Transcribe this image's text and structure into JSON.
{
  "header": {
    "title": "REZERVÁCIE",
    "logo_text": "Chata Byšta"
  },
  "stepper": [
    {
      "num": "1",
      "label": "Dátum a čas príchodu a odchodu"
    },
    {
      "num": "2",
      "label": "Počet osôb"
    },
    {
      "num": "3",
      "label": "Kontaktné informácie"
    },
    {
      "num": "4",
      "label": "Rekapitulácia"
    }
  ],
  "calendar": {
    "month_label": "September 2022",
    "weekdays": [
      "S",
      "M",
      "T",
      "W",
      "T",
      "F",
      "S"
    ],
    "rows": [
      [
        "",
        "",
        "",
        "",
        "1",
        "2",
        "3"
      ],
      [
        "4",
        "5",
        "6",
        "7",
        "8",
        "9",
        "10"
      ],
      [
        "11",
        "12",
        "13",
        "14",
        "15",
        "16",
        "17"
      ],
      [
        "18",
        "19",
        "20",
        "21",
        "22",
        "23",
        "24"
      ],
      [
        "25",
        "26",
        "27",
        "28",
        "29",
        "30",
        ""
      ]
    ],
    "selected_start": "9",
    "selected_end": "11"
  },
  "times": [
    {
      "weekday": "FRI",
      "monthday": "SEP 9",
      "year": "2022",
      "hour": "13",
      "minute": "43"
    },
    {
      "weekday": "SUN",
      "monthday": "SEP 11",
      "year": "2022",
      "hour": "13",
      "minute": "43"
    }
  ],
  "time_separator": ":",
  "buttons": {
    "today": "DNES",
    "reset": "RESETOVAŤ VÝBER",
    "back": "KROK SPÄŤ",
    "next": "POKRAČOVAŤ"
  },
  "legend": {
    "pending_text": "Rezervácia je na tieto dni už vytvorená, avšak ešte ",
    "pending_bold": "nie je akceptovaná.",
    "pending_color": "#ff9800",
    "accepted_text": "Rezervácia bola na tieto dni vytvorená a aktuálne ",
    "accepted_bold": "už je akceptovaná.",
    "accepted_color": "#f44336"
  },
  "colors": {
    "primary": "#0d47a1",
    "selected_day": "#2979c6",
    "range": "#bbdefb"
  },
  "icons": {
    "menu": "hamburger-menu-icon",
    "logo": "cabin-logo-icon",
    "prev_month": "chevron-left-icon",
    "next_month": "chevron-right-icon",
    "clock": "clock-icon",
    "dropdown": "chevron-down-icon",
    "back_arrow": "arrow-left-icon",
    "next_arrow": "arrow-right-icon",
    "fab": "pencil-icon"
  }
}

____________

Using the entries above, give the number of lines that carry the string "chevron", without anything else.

→ **Written solution**:
3